October 9, 2005
Guatemala may declare mudslide Mayan mass grave
By Frank Jack Daniel
PANABAJ, Guatemala (Reuters) - A Guatemalan village buried
under tons of dirt and debris may be declared a Mayan mass
grave as rescuers give up digging for the remains of up to
1,400 people killed in a mudslide triggered by Hurricane Stan.
After days of heavy rain, mud, rocks and trees crashed down
a volcano's slopes and into the Maya Indian village of Panabaj
as people slept early on Wednesday, covering it in a quagmire
up to 40 feet deep in places.
Some 1,400 people have disappeared and are dead according
to the fire department, and a local official in charge of
compiling death lists put the likely toll at about 1,000.
Foreign Minister Jorge Briz told Reuters the official toll
was just over 500 dead but that was likely to at least double.
Rescuers dug for bodies in the stinking black mulch,
choking on the smell of death. But they may have to abandon
their search under a Guatemalan law that for health reasons
puts a 72-hour limit on finding the dead.
Dozens of corpses have already been recovered and locals
were drawing up names of the missing and dead, but with so many
victims feared buried, authorities said they might abandon the
search and declare the village a mass grave.
"We're more concerned with getting food to the people who
are alive," said Ana Luisa Olmedo, a spokeswoman for
Guatemala's civil protection agency.
MUD AND DEATH
Rescue workers stuffed herbs in their nostrils to block out
the sickly odor of death. Others barked orders in the Mayan
Tzutujil language as hundreds of men dug through the sludge

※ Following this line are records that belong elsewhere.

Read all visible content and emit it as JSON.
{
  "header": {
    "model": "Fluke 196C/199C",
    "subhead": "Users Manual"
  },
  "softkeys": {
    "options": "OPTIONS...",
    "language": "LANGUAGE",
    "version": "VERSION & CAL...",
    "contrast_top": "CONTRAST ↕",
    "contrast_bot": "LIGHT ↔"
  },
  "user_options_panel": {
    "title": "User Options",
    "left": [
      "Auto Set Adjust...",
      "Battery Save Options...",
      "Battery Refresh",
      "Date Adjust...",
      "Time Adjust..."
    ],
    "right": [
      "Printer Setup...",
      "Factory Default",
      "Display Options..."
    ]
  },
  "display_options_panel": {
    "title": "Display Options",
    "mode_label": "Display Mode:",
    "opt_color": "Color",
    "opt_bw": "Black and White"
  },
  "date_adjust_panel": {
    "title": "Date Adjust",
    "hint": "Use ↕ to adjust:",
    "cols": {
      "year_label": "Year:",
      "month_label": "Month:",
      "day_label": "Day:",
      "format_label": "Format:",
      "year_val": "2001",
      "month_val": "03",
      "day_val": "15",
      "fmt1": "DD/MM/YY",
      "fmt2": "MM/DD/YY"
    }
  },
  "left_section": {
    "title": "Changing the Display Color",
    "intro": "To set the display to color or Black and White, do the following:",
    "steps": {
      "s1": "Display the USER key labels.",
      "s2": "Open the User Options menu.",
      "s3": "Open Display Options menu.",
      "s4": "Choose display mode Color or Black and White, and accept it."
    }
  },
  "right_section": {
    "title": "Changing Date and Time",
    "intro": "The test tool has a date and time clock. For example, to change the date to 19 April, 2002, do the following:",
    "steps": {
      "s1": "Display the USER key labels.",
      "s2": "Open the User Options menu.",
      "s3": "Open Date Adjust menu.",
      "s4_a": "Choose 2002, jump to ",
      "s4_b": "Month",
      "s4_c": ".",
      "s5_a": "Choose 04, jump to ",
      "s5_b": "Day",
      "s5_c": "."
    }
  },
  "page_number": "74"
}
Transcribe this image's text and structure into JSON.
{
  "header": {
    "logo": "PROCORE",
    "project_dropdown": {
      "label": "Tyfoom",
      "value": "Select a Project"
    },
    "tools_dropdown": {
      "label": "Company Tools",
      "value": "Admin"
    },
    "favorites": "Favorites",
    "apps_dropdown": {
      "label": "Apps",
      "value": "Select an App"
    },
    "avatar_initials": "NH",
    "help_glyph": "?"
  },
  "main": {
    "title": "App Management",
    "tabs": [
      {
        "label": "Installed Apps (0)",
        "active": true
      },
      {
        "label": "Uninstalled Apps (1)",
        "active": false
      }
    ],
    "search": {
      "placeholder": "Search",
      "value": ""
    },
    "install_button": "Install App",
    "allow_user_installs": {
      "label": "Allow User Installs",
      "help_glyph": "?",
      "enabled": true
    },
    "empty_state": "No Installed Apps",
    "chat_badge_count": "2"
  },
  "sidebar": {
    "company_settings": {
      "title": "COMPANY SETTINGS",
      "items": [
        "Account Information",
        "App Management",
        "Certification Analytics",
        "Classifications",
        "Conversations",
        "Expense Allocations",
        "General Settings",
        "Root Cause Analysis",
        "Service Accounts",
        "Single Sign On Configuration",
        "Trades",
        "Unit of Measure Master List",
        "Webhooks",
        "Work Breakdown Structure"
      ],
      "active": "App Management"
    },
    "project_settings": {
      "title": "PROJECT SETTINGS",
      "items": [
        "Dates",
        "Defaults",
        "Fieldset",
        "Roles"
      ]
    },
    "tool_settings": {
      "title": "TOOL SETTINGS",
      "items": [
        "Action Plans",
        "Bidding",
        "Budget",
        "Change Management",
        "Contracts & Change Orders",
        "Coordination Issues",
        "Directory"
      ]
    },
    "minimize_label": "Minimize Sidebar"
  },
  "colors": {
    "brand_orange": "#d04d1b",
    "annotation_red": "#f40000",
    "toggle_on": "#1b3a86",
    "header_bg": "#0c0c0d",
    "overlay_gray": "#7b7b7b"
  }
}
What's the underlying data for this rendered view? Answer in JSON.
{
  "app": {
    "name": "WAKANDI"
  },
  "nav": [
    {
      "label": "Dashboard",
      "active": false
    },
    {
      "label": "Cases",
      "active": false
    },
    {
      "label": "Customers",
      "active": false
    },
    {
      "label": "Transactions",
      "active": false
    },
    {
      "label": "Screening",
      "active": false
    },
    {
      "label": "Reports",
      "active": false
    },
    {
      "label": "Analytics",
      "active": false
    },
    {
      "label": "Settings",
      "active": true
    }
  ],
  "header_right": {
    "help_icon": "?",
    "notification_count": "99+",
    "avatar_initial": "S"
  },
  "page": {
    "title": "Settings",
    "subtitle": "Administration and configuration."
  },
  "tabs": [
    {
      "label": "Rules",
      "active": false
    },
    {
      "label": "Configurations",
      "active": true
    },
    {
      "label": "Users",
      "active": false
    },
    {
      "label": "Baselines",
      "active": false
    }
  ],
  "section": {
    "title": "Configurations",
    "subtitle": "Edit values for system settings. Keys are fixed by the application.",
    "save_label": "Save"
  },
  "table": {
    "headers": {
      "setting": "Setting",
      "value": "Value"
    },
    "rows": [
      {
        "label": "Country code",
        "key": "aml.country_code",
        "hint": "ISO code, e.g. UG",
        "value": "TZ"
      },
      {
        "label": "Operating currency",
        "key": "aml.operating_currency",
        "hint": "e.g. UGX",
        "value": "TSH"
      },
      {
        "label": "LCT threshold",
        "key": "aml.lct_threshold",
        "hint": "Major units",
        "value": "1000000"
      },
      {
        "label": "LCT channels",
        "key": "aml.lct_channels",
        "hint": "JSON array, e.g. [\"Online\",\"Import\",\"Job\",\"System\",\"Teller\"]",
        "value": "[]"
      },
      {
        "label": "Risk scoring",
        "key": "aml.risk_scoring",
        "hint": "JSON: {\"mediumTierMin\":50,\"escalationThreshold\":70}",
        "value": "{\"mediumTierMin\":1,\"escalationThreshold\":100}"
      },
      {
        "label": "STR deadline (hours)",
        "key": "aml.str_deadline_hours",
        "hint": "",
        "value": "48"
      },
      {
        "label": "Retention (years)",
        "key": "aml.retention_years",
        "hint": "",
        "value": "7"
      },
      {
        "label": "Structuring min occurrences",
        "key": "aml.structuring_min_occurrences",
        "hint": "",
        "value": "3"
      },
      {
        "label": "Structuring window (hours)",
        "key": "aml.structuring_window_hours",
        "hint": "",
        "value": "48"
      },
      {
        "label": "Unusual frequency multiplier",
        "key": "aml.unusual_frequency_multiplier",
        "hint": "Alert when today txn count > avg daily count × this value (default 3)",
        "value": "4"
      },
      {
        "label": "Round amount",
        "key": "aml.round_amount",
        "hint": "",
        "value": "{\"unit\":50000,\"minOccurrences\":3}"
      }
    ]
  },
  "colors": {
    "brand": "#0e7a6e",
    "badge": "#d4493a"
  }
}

with hoes, shovels and pick axes.
Behind a makeshift rope barrier, dozens of women dressed in
the village's traditional purple blouses embroidered with birds
and animals awaited news of missing kin.
Jose Tacaxoy, 28, sat in the mud near one of several
trenches being dug in the quagmire, clutching a tattered
photograph of his brother's wife with her three children.
"My brother is a salesman and was away when it happened,
the rest are dead," he said choking back tears.
On a list he carried of 11 missing cousins was a cross
through the name of the only one whose body had been found.
Digging for the dead is tragically common in Guatemala.
Forensic anthropologists are exhuming mass graves of some
of the 200,000 victims of a 1960-1996 civil war, hoping to
prove army responsibility for many of the killings.
The deaths in Panabaj may triple earlier estimates of the
toll of fatalities from Hurricane Stan in the poor, Central
American nation. The storm claimed another 67 lives in El
Salvador, 20 in Mexico, 10 in Nicaragua and four in Honduras.
Large swathes of land in Central America and Mexico were
flooded and dozens of mountain villages were hit by mudslides
after days of downpours.
Relief came to some 300 inhabitants of Isla San Sebastian,
a small island off the coast of southeastern El Salvador whose
houses had been smashed by Stan's winds and rains, when boats
came ashore loaded with United Nations World Food Program aid.
"It's tough dealing with things you don't expect," 64-year
old Dionisio Chavarria said, waiting by an island shack with
his nine children. "With the rain coming down and the sea
churning at your side ... you put yourself in God's hands."
(Additional reporting by Greg Brosnan in Mexico City and
Alberto Barrera on Isla San Sebastian)